Indian TV journalist Ritu Bhardawaj reckons that the dancing girls have a special insight into the plight of women. That's because they're really men, dressed up for the Navratri festivities in the Indian state of Bihar. Ritu is visiting Bihar to continue her report on the invisible barrier which confronts so many Asian women. And if Anand and Shrish are right, women are still too often regarded as sex objects. But supposedly backward Bihar also offers a role model in Kiran Devi, a young housewife elected as village head, or sarpanch. Among her duties is judging local disputes, and so far she's settled at least 200 cases. When men, who are seen as protectors and providers, walk out of marriages, women can be left in legal limbo. But is it wise to press for reforms when Islamic fundamentalism is on the rise?
The other titles in this series are:
1. Moments of Truth - Charles Stewart, whose 1984 film alerted the world to the Ethiopian famine, returns to check whether the people he filmed then are now free from danger.
2. Reclaim the Condom - Trained advice columnist Sheila launches a campaign in Mozambique to promote condoms as sexy contraceptives - not weapons in the fight against HIV and disease.
3. The President's Dilemma - In the face of rising sea levels due to climate change, Kiribati President Anote Tong must decide the fate of his people. Should he plan for an orderly evacuation of the islands?

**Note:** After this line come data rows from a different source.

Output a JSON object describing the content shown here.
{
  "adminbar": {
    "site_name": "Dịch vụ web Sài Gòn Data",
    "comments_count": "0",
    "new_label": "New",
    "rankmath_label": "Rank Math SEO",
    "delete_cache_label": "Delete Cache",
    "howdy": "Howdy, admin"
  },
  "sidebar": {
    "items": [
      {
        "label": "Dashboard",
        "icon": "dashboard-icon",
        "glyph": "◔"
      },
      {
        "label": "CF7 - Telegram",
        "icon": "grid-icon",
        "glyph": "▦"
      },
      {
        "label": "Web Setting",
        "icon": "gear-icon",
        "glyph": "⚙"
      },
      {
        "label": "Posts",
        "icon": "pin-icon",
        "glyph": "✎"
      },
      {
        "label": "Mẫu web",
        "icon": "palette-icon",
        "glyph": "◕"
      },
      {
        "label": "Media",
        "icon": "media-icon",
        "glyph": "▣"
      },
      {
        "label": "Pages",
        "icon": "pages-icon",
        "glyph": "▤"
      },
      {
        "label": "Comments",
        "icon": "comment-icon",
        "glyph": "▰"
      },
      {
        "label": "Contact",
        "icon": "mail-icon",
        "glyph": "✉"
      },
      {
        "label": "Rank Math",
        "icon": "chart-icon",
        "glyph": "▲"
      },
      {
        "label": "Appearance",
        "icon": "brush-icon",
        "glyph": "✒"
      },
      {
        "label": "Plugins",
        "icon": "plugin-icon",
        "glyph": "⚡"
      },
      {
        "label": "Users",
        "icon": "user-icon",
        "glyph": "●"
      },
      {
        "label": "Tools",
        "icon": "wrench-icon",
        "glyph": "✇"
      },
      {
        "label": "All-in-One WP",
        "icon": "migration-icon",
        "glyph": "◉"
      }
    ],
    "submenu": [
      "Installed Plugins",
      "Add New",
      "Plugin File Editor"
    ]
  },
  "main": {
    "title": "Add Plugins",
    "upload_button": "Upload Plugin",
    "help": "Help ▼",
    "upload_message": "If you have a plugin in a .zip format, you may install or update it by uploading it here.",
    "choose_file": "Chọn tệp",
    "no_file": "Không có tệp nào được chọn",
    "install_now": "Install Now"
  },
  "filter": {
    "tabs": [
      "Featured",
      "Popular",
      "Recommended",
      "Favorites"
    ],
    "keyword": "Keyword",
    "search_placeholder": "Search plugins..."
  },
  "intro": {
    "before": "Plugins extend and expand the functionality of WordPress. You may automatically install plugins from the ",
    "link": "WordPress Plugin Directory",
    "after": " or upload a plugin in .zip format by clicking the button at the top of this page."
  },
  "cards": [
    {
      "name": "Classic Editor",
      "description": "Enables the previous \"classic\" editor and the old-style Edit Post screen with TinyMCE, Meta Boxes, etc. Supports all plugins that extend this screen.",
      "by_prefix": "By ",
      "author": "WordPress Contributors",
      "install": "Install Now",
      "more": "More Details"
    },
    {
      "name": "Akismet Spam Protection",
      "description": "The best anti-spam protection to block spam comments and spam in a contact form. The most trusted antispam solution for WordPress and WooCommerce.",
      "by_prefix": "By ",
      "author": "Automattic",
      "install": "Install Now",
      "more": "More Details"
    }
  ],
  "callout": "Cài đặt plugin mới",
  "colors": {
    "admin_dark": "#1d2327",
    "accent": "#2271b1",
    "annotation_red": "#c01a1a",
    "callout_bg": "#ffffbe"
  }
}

4. Grace Under Fire - Dr. Grace Kodindo explores what help is available for the people, particularly women, affected by the ongoing and bloody conflict in North Kivu, Democratic Republic of Congo.

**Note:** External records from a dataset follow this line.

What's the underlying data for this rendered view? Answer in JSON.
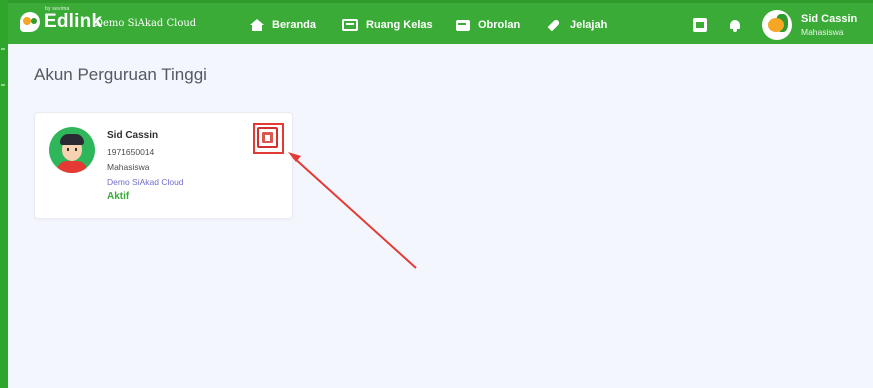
{
  "app": {
    "logo_text": "Edlink",
    "logo_tagline": "by sevima",
    "institution": "Demo SiAkad Cloud"
  },
  "nav": {
    "items": [
      {
        "label": "Beranda",
        "icon": "home-icon"
      },
      {
        "label": "Ruang Kelas",
        "icon": "classroom-icon"
      },
      {
        "label": "Obrolan",
        "icon": "chat-icon"
      },
      {
        "label": "Jelajah",
        "icon": "rocket-icon"
      }
    ]
  },
  "user": {
    "name": "Sid Cassin",
    "role": "Mahasiswa"
  },
  "main": {
    "title": "Akun Perguruan Tinggi",
    "card": {
      "name": "Sid Cassin",
      "nim": "1971650014",
      "role": "Mahasiswa",
      "institution": "Demo SiAkad Cloud",
      "status": "Aktif"
    }
  },
  "colors": {
    "brand_green": "#3aab36",
    "annotation_red": "#e53935",
    "institution_link": "#6f6fd0"
  }
}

5. Darkness on the Edge of Town - Hungarian filmmaker Arpád Bogdan sets out to discover what's behind the new wave of anti-Roma sentiment in Hungary today.
6. Silk Ceiling, Part 1 - Ritu Bhardawaj is an Indian TV reporter who has broken through the silk ceiling which narrows the prospects for so many women in the Asia Pacific region.
8. How to Become a President - Former World Soccer Player of the Year, George Weah, is running for president again his native Liberia. Is he out of his depth?
9. The Elephants' Dream of Peace - In Ivory Coast the national soccer team, the Elephants, helped stop a civil war in 2005. Can the efforts of their top players avert disaster this time?
10. Sorie K and the MDGs - Blind musician, Sorie Kondi, from Sierra Leone looks at what's happening with girls' education in his country 10 years after civil war.
11. Trawler Girl - A female trawler captain in Namibia exemplifies goals set forth for women in the Millennium Development Goals.
12. Biker Boys of the Dirt Island - In Nairobi's Korogocho slum, a group of former thieves trying to go straight now provide an informal motorcycle taxi service.
13. Hassan and The Graduates - As Egyptian industry is undermined by Chinese imports, Hassan, a university graduate, takes up the government's offer of free land to farm.
14. Scent of the Streets - Nigeria has had some success in getting more women into government and business. But what about in the crowded and often violent slums of Lagos?
15. Nottingham Lace - With unemployment figures rising across Europe, is there still a place for the niche craft skills of Cluny Lace in the U.K.'s East Midlands?
16. Looting The Seas - Investigates the looming collapse of Atlantic Bluefin Tuna stocks and the role EU policies have played in the crisis.
Grade Level: 10-12, College, Adult
US Release Date: 2011
Copyright Date: 2009
DVD ISBN: 1-59458-987-9
"Silk Ceiling is another fine addition to the Life series...Eminently useable in the classroom as well as for the public. The episode conveys the critical message that the struggle for women's rights, like all cultural struggles, is a 'contestation of values'--a contestation that women must win and that, with history on their side, they will win. Perhaps if more men had to walk in women's shoes, quite literally like the hijras/aravanis in the film, the ceilings would be easily shattered. Suitable for college courses in cultural anthropology, anthropology of women/gender, anthropology of Islam, and South Asian studies, as well as general audiences."
Jack David Eller, Community College of Denver, Anthropology Review Database
"There is a continuous challenge of trying to strike a balance in the film[s]...[The films] can be used successfully in stimulating a discussion amongst the youth about the negative aspects of such a life as well as an exploration of alternatives."
Teboho Moja, Clinical Professor of Higher Education, New York University